However, dolphin/shark interactions are more interesting than just sharks eating dolphins. Sharks and dolphins occupy a similar position in the oceanic food web, which makes the large sharks mentioned above intraguild predators of dolphins. Intraguild predation is a term explained by Polis and Myers (1989) right in the title of their paper “The Ecology and Evolution of Intraguild Predation: Potential Competitors that Eat Each Other.” In these cases the “winning” predator gains a double advantage: not only is it getting the energetic benefits of consuming prey, it’s also removing a source of competition. This creates some very strong ecological interactions. In Shark Bay in Australia Heithaus and Dill (2002) observed that bottlenose dolphins will actually give up more productive feeding grounds when tiger sharks are in the area. The dolphins and sharks are both feeding on the abundant fish in the shallow seagrass beds, but because tiger sharks can also eat dolphins the cetaceans decide that discretion is the better part of valor and forage in less-productive but safer areas. This is actually a more significant interaction in terms of energetic costs and benefits than the few dolphins that the sharks bother eating.

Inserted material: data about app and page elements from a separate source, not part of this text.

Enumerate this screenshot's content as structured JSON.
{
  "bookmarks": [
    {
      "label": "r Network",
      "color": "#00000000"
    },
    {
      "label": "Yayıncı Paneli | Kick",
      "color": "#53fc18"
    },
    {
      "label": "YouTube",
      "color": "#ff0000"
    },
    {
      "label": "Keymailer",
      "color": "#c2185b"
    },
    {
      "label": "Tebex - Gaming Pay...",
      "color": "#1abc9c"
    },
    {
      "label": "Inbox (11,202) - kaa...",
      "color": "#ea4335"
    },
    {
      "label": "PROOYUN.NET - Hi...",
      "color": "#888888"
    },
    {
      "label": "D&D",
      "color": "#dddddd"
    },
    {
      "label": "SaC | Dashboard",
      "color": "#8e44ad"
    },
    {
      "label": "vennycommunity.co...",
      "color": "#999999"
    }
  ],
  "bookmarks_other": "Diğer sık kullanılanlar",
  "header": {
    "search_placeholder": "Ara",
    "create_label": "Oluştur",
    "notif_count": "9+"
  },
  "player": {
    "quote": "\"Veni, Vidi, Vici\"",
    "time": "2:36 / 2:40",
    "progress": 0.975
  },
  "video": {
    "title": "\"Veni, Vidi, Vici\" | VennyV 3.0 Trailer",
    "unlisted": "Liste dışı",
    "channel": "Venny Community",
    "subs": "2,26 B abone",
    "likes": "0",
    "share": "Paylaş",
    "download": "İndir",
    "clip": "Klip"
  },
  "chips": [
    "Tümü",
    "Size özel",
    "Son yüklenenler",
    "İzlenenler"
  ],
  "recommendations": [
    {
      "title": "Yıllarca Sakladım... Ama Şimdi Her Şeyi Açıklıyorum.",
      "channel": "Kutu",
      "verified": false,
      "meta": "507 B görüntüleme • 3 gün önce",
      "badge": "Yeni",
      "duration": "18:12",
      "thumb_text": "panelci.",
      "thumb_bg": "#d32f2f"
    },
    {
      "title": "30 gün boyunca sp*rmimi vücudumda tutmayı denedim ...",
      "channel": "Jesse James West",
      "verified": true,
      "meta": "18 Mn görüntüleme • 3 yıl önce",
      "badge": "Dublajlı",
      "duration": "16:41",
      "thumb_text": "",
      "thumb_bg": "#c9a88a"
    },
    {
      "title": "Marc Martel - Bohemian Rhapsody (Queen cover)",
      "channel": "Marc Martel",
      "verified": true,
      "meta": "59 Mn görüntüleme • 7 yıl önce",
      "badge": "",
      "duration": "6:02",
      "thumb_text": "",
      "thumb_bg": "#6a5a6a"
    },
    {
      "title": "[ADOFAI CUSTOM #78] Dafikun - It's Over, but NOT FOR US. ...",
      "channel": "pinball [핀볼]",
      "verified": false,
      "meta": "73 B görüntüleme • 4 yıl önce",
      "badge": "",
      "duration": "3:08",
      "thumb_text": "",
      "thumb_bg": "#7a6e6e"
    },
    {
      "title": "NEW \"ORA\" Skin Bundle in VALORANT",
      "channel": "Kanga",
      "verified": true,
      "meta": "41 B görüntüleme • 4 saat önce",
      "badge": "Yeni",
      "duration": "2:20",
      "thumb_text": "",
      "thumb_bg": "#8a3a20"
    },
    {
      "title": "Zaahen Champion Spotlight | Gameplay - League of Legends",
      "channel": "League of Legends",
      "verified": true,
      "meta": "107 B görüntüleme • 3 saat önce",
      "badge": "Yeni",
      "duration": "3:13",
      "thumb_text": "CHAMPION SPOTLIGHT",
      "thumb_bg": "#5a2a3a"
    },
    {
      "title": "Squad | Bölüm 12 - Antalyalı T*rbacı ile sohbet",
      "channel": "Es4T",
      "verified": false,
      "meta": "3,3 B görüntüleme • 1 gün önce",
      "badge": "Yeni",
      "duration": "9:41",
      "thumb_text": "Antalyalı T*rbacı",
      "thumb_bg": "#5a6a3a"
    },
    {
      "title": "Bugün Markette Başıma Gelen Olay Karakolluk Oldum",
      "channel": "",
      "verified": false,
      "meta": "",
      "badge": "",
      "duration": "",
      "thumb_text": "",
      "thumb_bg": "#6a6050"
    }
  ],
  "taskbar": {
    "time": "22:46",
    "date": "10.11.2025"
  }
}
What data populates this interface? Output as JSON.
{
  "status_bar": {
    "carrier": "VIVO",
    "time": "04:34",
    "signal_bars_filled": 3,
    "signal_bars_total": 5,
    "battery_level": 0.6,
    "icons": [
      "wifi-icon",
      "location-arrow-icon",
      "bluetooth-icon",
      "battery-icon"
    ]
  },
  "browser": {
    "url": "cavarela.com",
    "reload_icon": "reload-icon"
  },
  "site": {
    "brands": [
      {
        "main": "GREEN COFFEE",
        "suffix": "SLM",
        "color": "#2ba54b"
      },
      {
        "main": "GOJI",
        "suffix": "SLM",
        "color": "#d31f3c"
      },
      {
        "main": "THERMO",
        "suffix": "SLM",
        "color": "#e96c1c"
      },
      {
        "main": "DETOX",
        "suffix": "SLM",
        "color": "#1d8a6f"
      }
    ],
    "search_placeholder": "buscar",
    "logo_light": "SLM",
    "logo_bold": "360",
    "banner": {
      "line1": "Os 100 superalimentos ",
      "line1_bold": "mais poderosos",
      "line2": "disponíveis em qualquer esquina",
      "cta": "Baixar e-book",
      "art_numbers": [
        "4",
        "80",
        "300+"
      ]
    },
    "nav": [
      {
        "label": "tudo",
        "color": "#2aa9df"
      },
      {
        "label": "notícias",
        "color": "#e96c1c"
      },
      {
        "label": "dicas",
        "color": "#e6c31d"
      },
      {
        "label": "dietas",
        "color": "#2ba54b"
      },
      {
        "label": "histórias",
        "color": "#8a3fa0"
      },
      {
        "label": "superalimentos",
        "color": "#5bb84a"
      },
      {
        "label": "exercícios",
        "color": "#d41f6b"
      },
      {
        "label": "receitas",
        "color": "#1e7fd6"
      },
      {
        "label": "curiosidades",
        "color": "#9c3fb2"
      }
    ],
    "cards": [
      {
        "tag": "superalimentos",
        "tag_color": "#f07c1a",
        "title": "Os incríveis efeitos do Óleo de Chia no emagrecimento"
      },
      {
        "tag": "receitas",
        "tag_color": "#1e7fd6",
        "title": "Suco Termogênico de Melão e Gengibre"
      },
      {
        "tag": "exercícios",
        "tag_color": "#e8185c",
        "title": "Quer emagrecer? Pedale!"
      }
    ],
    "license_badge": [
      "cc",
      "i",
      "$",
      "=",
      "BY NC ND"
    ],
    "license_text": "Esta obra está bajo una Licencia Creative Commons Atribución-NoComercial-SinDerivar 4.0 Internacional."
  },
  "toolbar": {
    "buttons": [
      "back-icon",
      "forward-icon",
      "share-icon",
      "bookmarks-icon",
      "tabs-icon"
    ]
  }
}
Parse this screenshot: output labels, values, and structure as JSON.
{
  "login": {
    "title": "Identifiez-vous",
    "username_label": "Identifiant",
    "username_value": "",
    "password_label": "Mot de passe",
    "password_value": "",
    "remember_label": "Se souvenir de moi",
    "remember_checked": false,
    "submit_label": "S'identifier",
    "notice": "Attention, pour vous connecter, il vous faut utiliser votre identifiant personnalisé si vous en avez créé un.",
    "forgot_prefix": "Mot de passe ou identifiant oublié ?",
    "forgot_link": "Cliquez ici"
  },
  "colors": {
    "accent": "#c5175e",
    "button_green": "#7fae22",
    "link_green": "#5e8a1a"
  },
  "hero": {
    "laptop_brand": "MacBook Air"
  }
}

So what about interactions between dolphins and large fish-eating sharks that don’t even try to eat them? According to Acevedo-Gutierrez (2002), it comes down to a numbers game. While studying competitive interactions between silky sharks and bottlenose dolphins feeding on the same schools of fish, he found that when sharks had the numerical advantage the dolphin pods would hang back in the periphery of the bait ball while the sharks went to town on the fish. It was only after the numbers of sharks dropped off as more of them became satiated and left that the dolphins began to move in. Dolphins would only act aggressively towards the sharks if the mammals had a clear numerical advantage.
So in conclusion, Flipper is a damn dirty liar, and in the real ocean would run screaming from that tiger shark in the video. However, to prove that I’m not totally anti-dolphin, here is a video of some dolphins doing something admittedly awesome that no shark could ever do (for some reason whoever posted the video disabled embedding, so you’ll have to hit the link).
Acevedo-Gutiérrez, A. (2002). Interactions between marine predators: dolphin food intake is related to number of sharks Marine Ecology Progress Series, 240, 267-271 DOI: 10.3354/meps240267
Heithaus, M. (2001). Predator–prey and competitive interactions between sharks (order Selachii) and dolphins (suborder Odontoceti): a review Journal of Zoology, 253 (1), 53-68 DOI: 10.1017/S0952836901000061
Heithaus, M., & Dill, L. (2002). FOOD AVAILABILITY AND TIGER SHARK PREDATION RISK INFLUENCE BOTTLENOSE DOLPHIN HABITAT USE Ecology, 83 (2), 480-491 DOI: 10.2307/2680029
Polis, G., Myers, C., & Holt, R. (1989). The Ecology and Evolution of Intraguild Predation: Potential Competitors That Eat Each Other Annual Review of Ecology and Systematics, 20 (1), 297-330 DOI: 10.1146/annurev.es.20.110189.001501